Paper Organs and Colored Windows

We spent this beautiful Easter sunday going to Siegen, a small old industrial town two hours east of Cologne, to see an exhibition called Blickmaschinen (viewing machines) in the local museum of contemporary art. The exhibition shows parts of the Werner Nekes Collection … about 200 laterna magicas, camera obscuras … image distortion, perspective, and projection machines, panoramas, kaleidoscopes … all sorts of incredible historical optical devices most of which I had no idea existed …

… all of this successfully contrasted with 100 works of about 40 contemporary artists that focus roughly on topics of seeing and perception … e.g. this star-spangled skull:

My favorite was a sound installation (I’m a sucker for sound installations) called “Paper Organs” created by Pierre Bastien. It used darkness and light, movement, and music in a minimalist and very successful way, creating a magical place … I was reminded of Eno’s light and sound installations.

We spent several very inspiring hours here. The exhibition will be shown in Budapest and Sevilla after Siegen – go see it if you have the chance.

Colored windows and video projections in the beautiful spiral staircase tower of the museum …

While going back to the car, I noticed some anonymous rubber tongue sculptures on the street near the parking lot … they weren’t part of the exhibition and I guess nobody else had noticed them …

Day Of The Hyperfunction

To celebrate Impossible Music, the first CD release on our own Hyperfunction label for algorithmic music, I had organized a mini-festival for algorithmic computer music at Cologne’s LOFT on Saturday, April 4, 2009.

We don’t know if the spring weather was too fair, the football games on TV were too tempting, or if the theme for the evening was not interesting enough to the Cologne audience, but only a few people showed up to see and hear the four computer music acts. Each of us played for roughly half an hour.

Tobias Reber from Bern (Switzerland) started with a laptop piece based on Max/MSP. Its shifting layers of electronic sequences and its microtonal electronic sounds reminded me of the magical and austere music of the early electronic pioneers.

Stefan Tiedje from Berlin had already presented his interactive Max/MSP based “Ondes Memorielles” music system at the Loft when he performed at Cologne’s 1st International Livelooping Festival in May 2008. His new performance made use of two mobile microphones that circulated through the audience so that everyone could add their own sounds to the music.

Markus Reuter from Innsbruck played his new self-designed touch guitar through effect gear and Ableton Live algorithms and loops. His atonal music sounds sparse at the beginning but it eventually builds up to an enormous sound cloud, beautiful and at times menacing. The many variables going into a performance like this make the outcome unpredictable. On listening to his own set the next day, Markus wrote, “Is that really me? I’m surprised once again”.

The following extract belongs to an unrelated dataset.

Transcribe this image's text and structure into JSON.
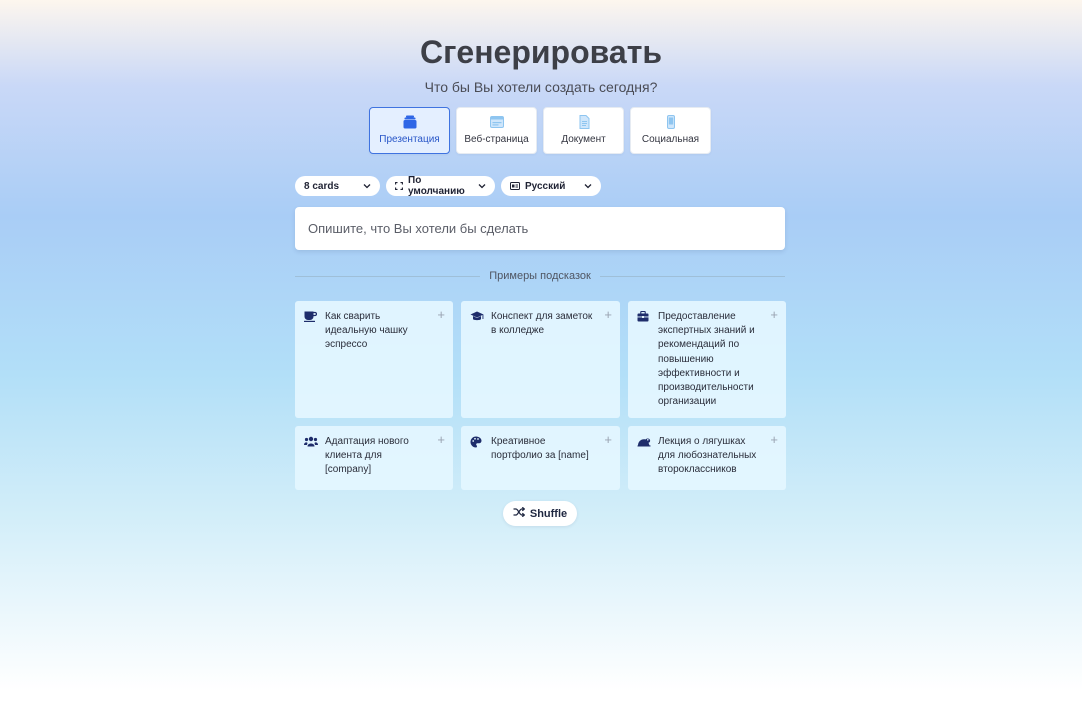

Markus’s Centrozoon partner Bernhard Wöstheinrich had a strong feeling that my Impossible Music needed sounds different from the ones used on the CD, so when we played this evening’s last set, I was only responsible to generate suitable midi signals, and Bernhard translated them into sound with his synthesizer. Old technology met new technology – the Impossible Music algorithmic system is based on a fractal software called HOP that I wrote in the early nineties, and on this evening, it actually ran on a trusty ancient MS-DOS computer while the sounds were created using very recent synths and software.


I used a set of a dozen different fractal shapes to play with – the images, projected on a screen for the audience, were directly translated into midi signals, following some simple rules, and then into sound, so somehow what the audience saw corresponded to what they heard – not always in a very transparent way maybe, but nonetheless. Unfortunately, the images that look most pretty often turn out to create boring music, and some of the more boring images create the most interesting music, so sometimes the imagery that I used consisted just of a few dots or lines but they gave birth to surprising musical structures.

The HOP based algorithmic music engine will keep me busy for a while – there are so many interesting musical structures hidden in there. Here’s a short montage from the “rehearsals” I did a week before the Hyperfunction evening.


The evening was an interesting experiment, demanding for the listeners at times, but also very rewarding (at least that’s what I was told by one excited visitor). And it was nice to see everyone again and to spend some time together.